Well, hard to know what to say to that...that hasn't already been said innumerable times, previously.To your point, I don't think there is a definitive answer at this time that is possible, especially in disseminated or late-stages of the disease, as it varies case by case (strain(s), co-infections, severity/type of symptoms/damage, immune dysfunction, genetics).
There is considerable evidence that suggests that the causative organisms are eradicated by short term courses of antibiotics.
That is NOT to say, however, that every single Bb is killed, or that the symptoms that arose during the initial infection will not persist for months or even years or decades.
But treating continuing symptoms as if they are products of ongoing infection simply lacks supportive evidence.
And repeating anonymous, speculative comments to an online blog as if that somehow constitutes...well, anything at all...is just...
That's why I have a problem with setting something like that in stone, or having guidelines that are followed without flexibility or question on this issue.
Okay...again...repeating for the (lost track of how many times)...you need to understand that this actually means what it says...regardless of the opinions of some "science writers" or any other "activists":
http://cid.oxfordjournals.org/content/43/9/1089.fullThese guidelines were developed and issued on behalf of the Infectious Diseases Society of America.
It is important to realize that guidelines cannot always account for individual variation among patients.
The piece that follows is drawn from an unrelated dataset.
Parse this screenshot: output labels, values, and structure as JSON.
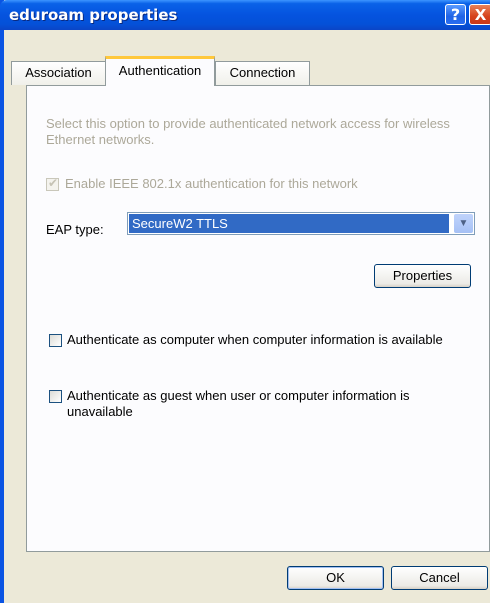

They are not intended to supplant physician judgment with respect to particular patients or special clinical situations. The Infectious Diseases Society of America considers adherence to these guidelines to be voluntary, with the ultimate determination regarding their application to be made by the physician in the light of each patient's individual circumstances.